• **What to work on**
Retype the records below word for word and omit any image.

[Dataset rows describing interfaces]
☆ ☆ ☆ ☆ ☆ ☆ ☆

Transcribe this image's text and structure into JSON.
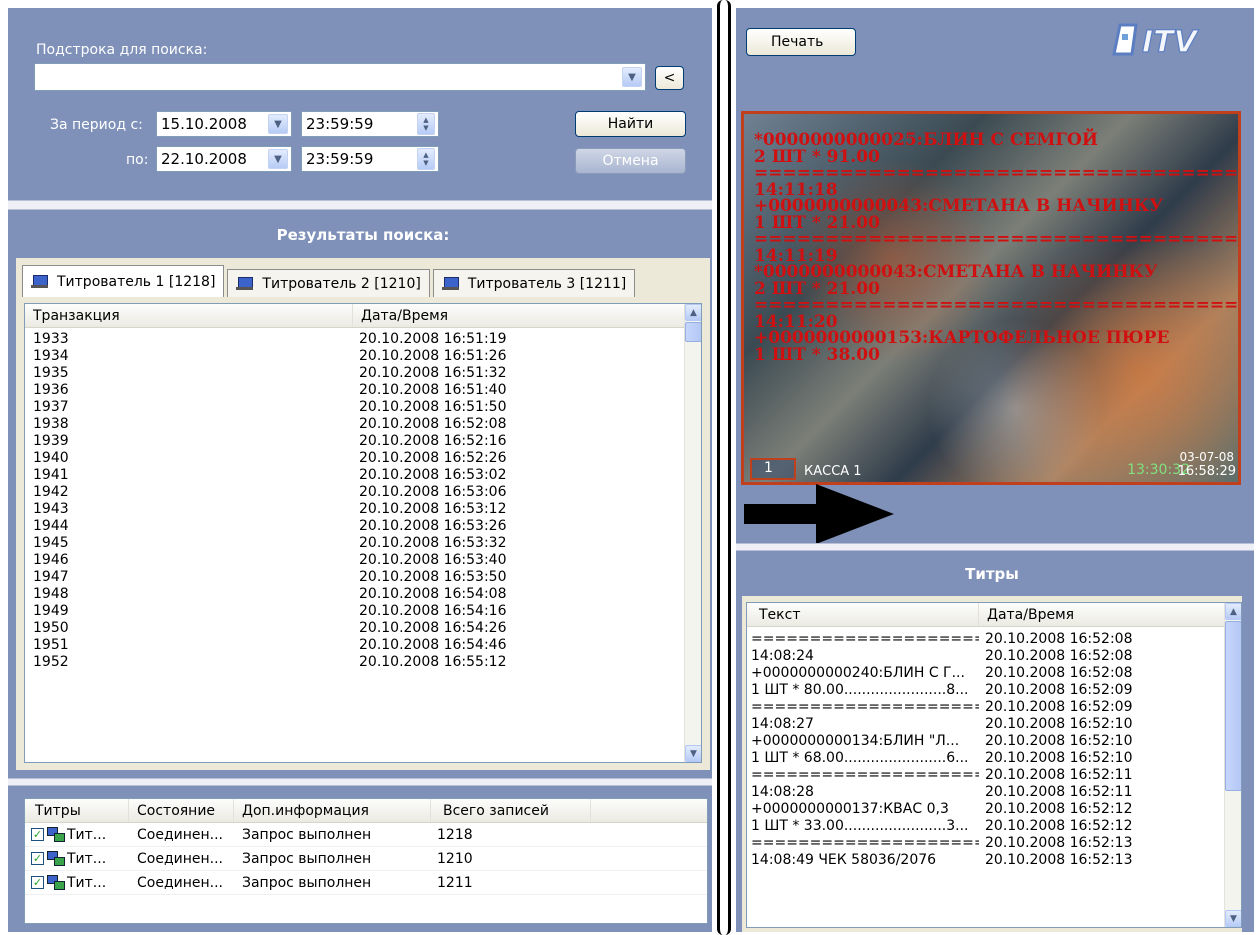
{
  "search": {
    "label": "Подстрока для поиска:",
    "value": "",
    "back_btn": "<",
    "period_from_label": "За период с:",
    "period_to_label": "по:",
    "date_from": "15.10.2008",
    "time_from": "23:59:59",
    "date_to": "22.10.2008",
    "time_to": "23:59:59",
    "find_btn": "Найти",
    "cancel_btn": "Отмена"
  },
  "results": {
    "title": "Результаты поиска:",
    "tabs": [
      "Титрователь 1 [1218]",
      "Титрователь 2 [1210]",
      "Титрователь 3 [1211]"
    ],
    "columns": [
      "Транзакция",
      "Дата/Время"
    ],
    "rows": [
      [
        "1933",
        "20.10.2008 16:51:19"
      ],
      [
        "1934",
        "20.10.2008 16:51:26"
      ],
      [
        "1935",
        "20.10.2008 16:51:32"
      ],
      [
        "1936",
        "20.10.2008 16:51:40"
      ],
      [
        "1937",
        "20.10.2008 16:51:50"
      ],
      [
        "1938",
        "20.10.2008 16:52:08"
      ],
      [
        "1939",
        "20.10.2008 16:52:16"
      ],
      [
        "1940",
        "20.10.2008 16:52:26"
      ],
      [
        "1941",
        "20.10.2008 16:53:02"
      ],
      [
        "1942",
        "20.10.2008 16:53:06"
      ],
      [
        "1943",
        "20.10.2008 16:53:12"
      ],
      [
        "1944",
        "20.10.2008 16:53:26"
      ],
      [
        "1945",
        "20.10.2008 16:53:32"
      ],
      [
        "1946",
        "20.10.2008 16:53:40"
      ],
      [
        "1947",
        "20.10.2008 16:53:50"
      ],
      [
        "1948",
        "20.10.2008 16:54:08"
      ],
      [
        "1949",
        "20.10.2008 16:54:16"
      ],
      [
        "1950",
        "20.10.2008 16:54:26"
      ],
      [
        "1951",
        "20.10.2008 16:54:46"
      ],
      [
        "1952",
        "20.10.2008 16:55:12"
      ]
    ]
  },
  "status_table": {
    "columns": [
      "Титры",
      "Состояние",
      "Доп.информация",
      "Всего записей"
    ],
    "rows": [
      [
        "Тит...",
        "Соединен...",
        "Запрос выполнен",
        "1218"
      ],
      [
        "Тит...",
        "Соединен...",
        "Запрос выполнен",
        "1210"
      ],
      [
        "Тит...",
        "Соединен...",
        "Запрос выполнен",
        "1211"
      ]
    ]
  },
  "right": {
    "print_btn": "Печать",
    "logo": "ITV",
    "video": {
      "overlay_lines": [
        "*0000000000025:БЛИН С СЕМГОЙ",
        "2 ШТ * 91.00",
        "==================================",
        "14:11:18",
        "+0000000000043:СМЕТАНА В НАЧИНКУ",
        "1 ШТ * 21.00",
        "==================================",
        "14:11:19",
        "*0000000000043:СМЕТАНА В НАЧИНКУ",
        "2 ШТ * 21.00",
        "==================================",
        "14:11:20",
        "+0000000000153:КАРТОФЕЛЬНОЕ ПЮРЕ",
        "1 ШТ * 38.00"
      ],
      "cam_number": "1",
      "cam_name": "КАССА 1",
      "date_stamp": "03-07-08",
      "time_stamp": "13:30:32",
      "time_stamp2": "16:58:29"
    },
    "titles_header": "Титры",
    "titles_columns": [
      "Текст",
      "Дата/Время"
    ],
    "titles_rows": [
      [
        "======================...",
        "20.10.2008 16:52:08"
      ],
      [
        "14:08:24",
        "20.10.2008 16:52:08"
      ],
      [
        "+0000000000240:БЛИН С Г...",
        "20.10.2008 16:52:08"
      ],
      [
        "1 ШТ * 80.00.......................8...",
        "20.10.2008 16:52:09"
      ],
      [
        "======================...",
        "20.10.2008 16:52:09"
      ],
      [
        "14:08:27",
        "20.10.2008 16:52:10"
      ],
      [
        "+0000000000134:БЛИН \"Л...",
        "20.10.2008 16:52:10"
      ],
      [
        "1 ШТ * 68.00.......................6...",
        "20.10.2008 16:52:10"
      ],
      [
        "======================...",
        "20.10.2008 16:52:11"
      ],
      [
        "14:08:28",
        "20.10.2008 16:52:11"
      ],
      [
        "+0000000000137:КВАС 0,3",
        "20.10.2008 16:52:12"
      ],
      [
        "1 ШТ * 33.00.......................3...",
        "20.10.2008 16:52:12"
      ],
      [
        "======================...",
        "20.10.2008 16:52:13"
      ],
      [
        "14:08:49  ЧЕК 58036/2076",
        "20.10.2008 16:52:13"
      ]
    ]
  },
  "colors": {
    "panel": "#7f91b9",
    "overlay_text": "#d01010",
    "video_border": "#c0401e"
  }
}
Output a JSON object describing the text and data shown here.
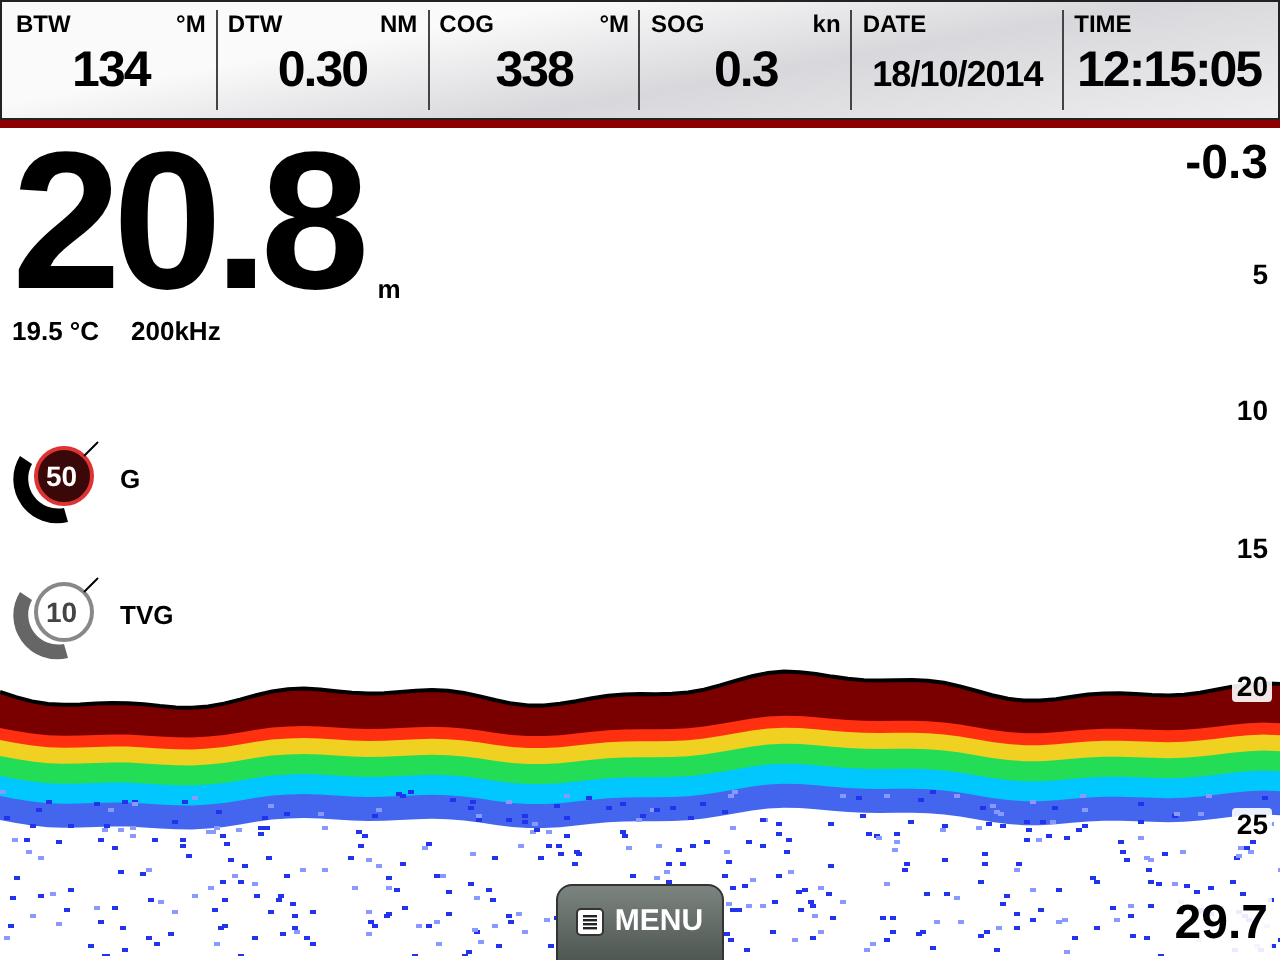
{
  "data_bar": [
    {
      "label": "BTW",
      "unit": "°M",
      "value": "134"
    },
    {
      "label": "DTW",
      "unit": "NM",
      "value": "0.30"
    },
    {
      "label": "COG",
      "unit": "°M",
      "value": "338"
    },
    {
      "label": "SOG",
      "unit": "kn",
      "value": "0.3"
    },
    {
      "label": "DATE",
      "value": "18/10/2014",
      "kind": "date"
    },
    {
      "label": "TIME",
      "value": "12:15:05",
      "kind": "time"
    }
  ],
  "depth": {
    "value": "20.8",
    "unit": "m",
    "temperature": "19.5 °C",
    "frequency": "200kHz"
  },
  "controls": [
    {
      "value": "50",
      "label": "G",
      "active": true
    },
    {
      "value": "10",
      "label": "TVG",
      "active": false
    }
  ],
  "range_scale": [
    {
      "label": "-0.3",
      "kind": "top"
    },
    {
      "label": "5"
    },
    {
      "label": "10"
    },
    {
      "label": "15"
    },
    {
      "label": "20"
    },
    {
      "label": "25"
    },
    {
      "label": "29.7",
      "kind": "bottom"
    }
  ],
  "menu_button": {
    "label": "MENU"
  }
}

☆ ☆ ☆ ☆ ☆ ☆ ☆

• **Result of this exercise**
Transcribe this image's text and structure into JSON.
{
  "search": {
    "label": "Подстрока для поиска:",
    "value": "",
    "back_btn": "<",
    "period_from_label": "За период с:",
    "period_to_label": "по:",
    "date_from": "15.10.2008",
    "time_from": "23:59:59",
    "date_to": "22.10.2008",
    "time_to": "23:59:59",
    "find_btn": "Найти",
    "cancel_btn": "Отмена"
  },
  "results": {
    "title": "Результаты поиска:",
    "tabs": [
      "Титрователь 1 [1218]",
      "Титрователь 2 [1210]",
      "Титрователь 3 [1211]"
    ],
    "columns": [
      "Транзакция",
      "Дата/Время"
    ],
    "rows": [
      [
        "1933",
        "20.10.2008 16:51:19"
      ],
      [
        "1934",
        "20.10.2008 16:51:26"
      ],
      [
        "1935",
        "20.10.2008 16:51:32"
      ],
      [
        "1936",
        "20.10.2008 16:51:40"
      ],
      [
        "1937",
        "20.10.2008 16:51:50"
      ],
      [
        "1938",
        "20.10.2008 16:52:08"
      ],
      [
        "1939",
        "20.10.2008 16:52:16"
      ],
      [
        "1940",
        "20.10.2008 16:52:26"
      ],
      [
        "1941",
        "20.10.2008 16:53:02"
      ],
      [
        "1942",
        "20.10.2008 16:53:06"
      ],
      [
        "1943",
        "20.10.2008 16:53:12"
      ],
      [
        "1944",
        "20.10.2008 16:53:26"
      ],
      [
        "1945",
        "20.10.2008 16:53:32"
      ],
      [
        "1946",
        "20.10.2008 16:53:40"
      ],
      [
        "1947",
        "20.10.2008 16:53:50"
      ],
      [
        "1948",
        "20.10.2008 16:54:08"
      ],
      [
        "1949",
        "20.10.2008 16:54:16"
      ],
      [
        "1950",
        "20.10.2008 16:54:26"
      ],
      [
        "1951",
        "20.10.2008 16:54:46"
      ],
      [
        "1952",
        "20.10.2008 16:55:12"
      ]
    ]
  },
  "status_table": {
    "columns": [
      "Титры",
      "Состояние",
      "Доп.информация",
      "Всего записей"
    ],
    "rows": [
      [
        "Тит...",
        "Соединен...",
        "Запрос выполнен",
        "1218"
      ],
      [
        "Тит...",
        "Соединен...",
        "Запрос выполнен",
        "1210"
      ],
      [
        "Тит...",
        "Соединен...",
        "Запрос выполнен",
        "1211"
      ]
    ]
  },
  "right": {
    "print_btn": "Печать",
    "logo": "ITV",
    "video": {
      "overlay_lines": [
        "*0000000000025:БЛИН С СЕМГОЙ",
        "2 ШТ * 91.00",
        "==================================",
        "14:11:18",
        "+0000000000043:СМЕТАНА В НАЧИНКУ",
        "1 ШТ * 21.00",
        "==================================",
        "14:11:19",
        "*0000000000043:СМЕТАНА В НАЧИНКУ",
        "2 ШТ * 21.00",
        "==================================",
        "14:11:20",
        "+0000000000153:КАРТОФЕЛЬНОЕ ПЮРЕ",
        "1 ШТ * 38.00"
      ],
      "cam_number": "1",
      "cam_name": "КАССА 1",
      "date_stamp": "03-07-08",
      "time_stamp": "13:30:32",
      "time_stamp2": "16:58:29"
    },
    "titles_header": "Титры",
    "titles_columns": [
      "Текст",
      "Дата/Время"
    ],
    "titles_rows": [
      [
        "======================...",
        "20.10.2008 16:52:08"
      ],
      [
        "14:08:24",
        "20.10.2008 16:52:08"
      ],
      [
        "+0000000000240:БЛИН С Г...",
        "20.10.2008 16:52:08"
      ],
      [
        "1 ШТ * 80.00.......................8...",
        "20.10.2008 16:52:09"
      ],
      [
        "======================...",
        "20.10.2008 16:52:09"
      ],
      [
        "14:08:27",
        "20.10.2008 16:52:10"
      ],
      [
        "+0000000000134:БЛИН \"Л...",
        "20.10.2008 16:52:10"
      ],
      [
        "1 ШТ * 68.00.......................6...",
        "20.10.2008 16:52:10"
      ],
      [
        "======================...",
        "20.10.2008 16:52:11"
      ],
      [
        "14:08:28",
        "20.10.2008 16:52:11"
      ],
      [
        "+0000000000137:КВАС 0,3",
        "20.10.2008 16:52:12"
      ],
      [
        "1 ШТ * 33.00.......................3...",
        "20.10.2008 16:52:12"
      ],
      [
        "======================...",
        "20.10.2008 16:52:13"
      ],
      [
        "14:08:49  ЧЕК 58036/2076",
        "20.10.2008 16:52:13"
      ]
    ]
  },
  "colors": {
    "panel": "#7f91b9",
    "overlay_text": "#d01010",
    "video_border": "#c0401e"
  }
}
Output a JSON object describing the text and data shown here.
{
  "data_bar": [
    {
      "label": "BTW",
      "unit": "°M",
      "value": "134"
    },
    {
      "label": "DTW",
      "unit": "NM",
      "value": "0.30"
    },
    {
      "label": "COG",
      "unit": "°M",
      "value": "338"
    },
    {
      "label": "SOG",
      "unit": "kn",
      "value": "0.3"
    },
    {
      "label": "DATE",
      "value": "18/10/2014",
      "kind": "date"
    },
    {
      "label": "TIME",
      "value": "12:15:05",
      "kind": "time"
    }
  ],
  "depth": {
    "value": "20.8",
    "unit": "m",
    "temperature": "19.5 °C",
    "frequency": "200kHz"
  },
  "controls": [
    {
      "value": "50",
      "label": "G",
      "active": true
    },
    {
      "value": "10",
      "label": "TVG",
      "active": false
    }
  ],
  "range_scale": [
    {
      "label": "-0.3",
      "kind": "top"
    },
    {
      "label": "5"
    },
    {
      "label": "10"
    },
    {
      "label": "15"
    },
    {
      "label": "20"
    },
    {
      "label": "25"
    },
    {
      "label": "29.7",
      "kind": "bottom"
    }
  ],
  "menu_button": {
    "label": "MENU"
  }
}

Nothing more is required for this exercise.